Nobel Decision

Fight disinformation. Get a daily recap of the facts that matter. Sign up for the free Mother Jones newsletter.


Jeez-Louise, what’s with all the catcalls against the Nobel Committee’s decision to award this year’s Peace Prize to President Obama — particularly the ones coming from progressives?

Me, I agree with and applaud the committee’s decision.

I admit, though, that my first reaction on hearing the news was, “Yeah, but what has he actually done to deserve this award?”

I think the Nobel Committee probably anticipated that question. I mean, we all do understand that these things aren’t decided on a whim, right? Actually, I think one of the reasons for their selection was to challenge people to actually think about why they did what they did.

Among other reasons, the Committee likely considered these factors:

A. President Obama represents the return of the United States as a world leader — one the world wants to follow, that is. Under the Bush administrations, the US led the world, too. The difference, of course, was that Bush was leading us off the edge of a cliff and the rest of the world considered that a bad idea.

B. By awarding Obama the prize, the Committee is likely nudging him down the path toward peace. The timing, as the Obama administration is deciding what to do about Afghanistan, may have played a role.

C. Politics. I’ve already read the indignant objections that the committee politicized the award. Two words: Duh, and, good. Prizes are always about politics at some level. In this case the award was political, not in the partisan sense, per se, but in the sense of endorsing a political philosophy, i.e., the vision thing.

D. Race. Obama didn’t receive the Peace prize because he is Black. But, I do think race entered into the decision in this sense: Europeans in general have never been reluctant to point out racism in the United States. Tell me if I’m wrong, but by electing Obama president, I believe the US became the first industrialized nation to elect as its leader someone who is not merely a member of the majority ethnic population. This is big. Imagine the UK with an Anglo-Pakistani Prime Minister or France with a Franco-Algerian President. Or, for that matter, Norway with a Sami PM. With the steady stream of racist invective directed against Obama by Glenn Beck, et al., we forget that a majority of American voters elected a president who is bi-racial, something Europe has yet to do.

The most obvious thing to state about Obama’s selection is that it is a surprise. Can we please move passed what’s obvious and ponder a bit on the possible, less obvious motivations? Can we, in other words, allow ourselves to be visionaries, as the Nobel Committee was in making their decision?

HERE ARE THE FACTS:

Our fall fundraising drive is off to a rough start, and we very much need to raise $250,000 in the next couple of weeks. If you value the journalism you get from Mother Jones, please help us do it with a donation today.

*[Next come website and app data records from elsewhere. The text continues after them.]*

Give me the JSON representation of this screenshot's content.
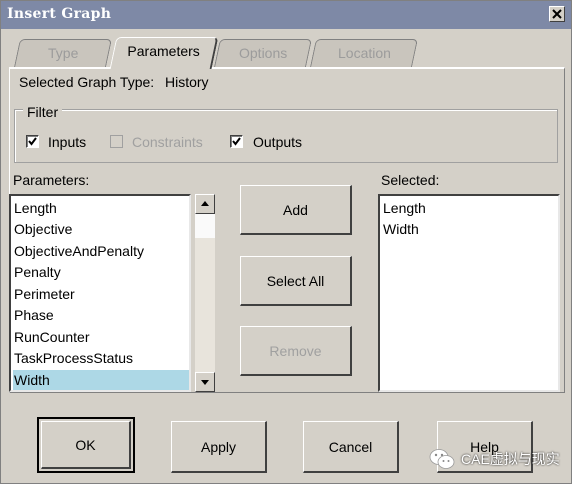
{
  "window": {
    "title": "Insert Graph"
  },
  "tabs": [
    {
      "label": "Type",
      "active": false
    },
    {
      "label": "Parameters",
      "active": true
    },
    {
      "label": "Options",
      "active": false
    },
    {
      "label": "Location",
      "active": false
    }
  ],
  "graph_type": {
    "label": "Selected Graph Type:",
    "value": "History"
  },
  "filter": {
    "legend": "Filter",
    "options": [
      {
        "label": "Inputs",
        "checked": true,
        "enabled": true
      },
      {
        "label": "Constraints",
        "checked": false,
        "enabled": false
      },
      {
        "label": "Outputs",
        "checked": true,
        "enabled": true
      }
    ]
  },
  "parameters": {
    "label": "Parameters:",
    "items": [
      "Length",
      "Objective",
      "ObjectiveAndPenalty",
      "Penalty",
      "Perimeter",
      "Phase",
      "RunCounter",
      "TaskProcessStatus",
      "Width"
    ],
    "selected_item": "Width"
  },
  "actions": {
    "add": "Add",
    "select_all": "Select All",
    "remove": "Remove"
  },
  "selected": {
    "label": "Selected:",
    "items": [
      "Length",
      "Width"
    ]
  },
  "footer": {
    "ok": "OK",
    "apply": "Apply",
    "cancel": "Cancel",
    "help": "Help"
  },
  "watermark": {
    "text": "CAE虚拟与现实",
    "icon": "wechat-icon"
  },
  "colors": {
    "titlebar": "#7e89a6",
    "dialog": "#d4d0c8",
    "selection": "#add8e6"
  }
}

As we wrote over the summer, traffic has been down at Mother Jones and a lot of sites with many people thinking news is less important now that Donald Trump is no longer president. But if you're reading this, you're not one of those people, and we're hoping we can rally support from folks like you who really get why our reporting matters right now. And that's how it's always worked: For 45 years now, a relatively small group of readers (compared to everyone we reach) who pitch in from time to time has allowed Mother Jones to do the type of journalism the moment demands and keep it free for everyone else.

Please pitch in with a donation during our fall fundraising drive if you can. We can't afford to come up short, and there's still a long way to go by November 5.

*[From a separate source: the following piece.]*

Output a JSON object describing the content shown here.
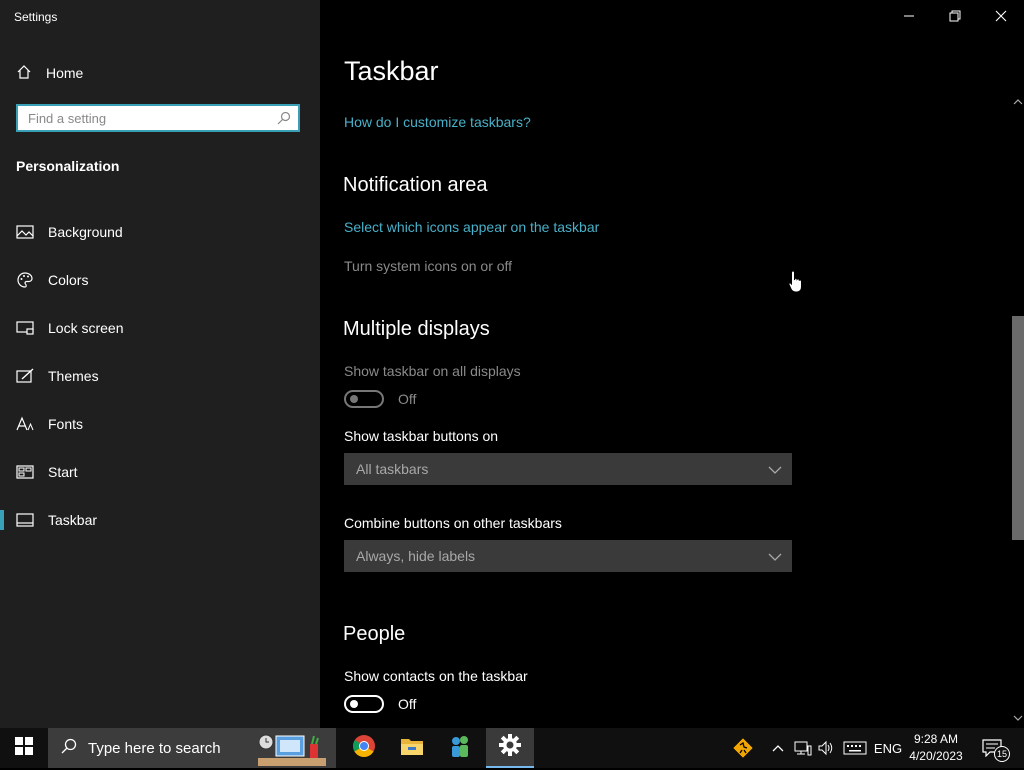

payment methods

ONE MORE QUICK THING:

Our fall fundraising drive is off to a rough start, and we very much need to raise $250,000 in the next couple of weeks. If you value the journalism you get from Mother Jones, please help us do it with a donation today.

As we wrote over the summer, traffic has been down at Mother Jones and a lot of sites with many people thinking news is less important now that Donald Trump is no longer president. But if you're reading this, you're not one of those people, and we're hoping we can rally support from folks like you who really get why our reporting matters right now. And that's how it's always worked: For 45 years now, a relatively small group of readers (compared to everyone we reach) who pitch in from time to time has allowed Mother Jones to do the type of journalism the moment demands and keep it free for everyone else.

Please pitch in with a donation during our fall fundraising drive if you can. We can't afford to come up short, and there's still a long way to go by November 5.

payment methods

We Recommend

Latest

Sign up for our free newsletter

Subscribe to the Mother Jones Daily to have our top stories delivered directly to your inbox.

Get our award-winning magazine

Save big on a full year of investigations, ideas, and insights.

Subscribe

Support our journalism

Help Mother Jones' reporters dig deep with a tax-deductible donation.

Donate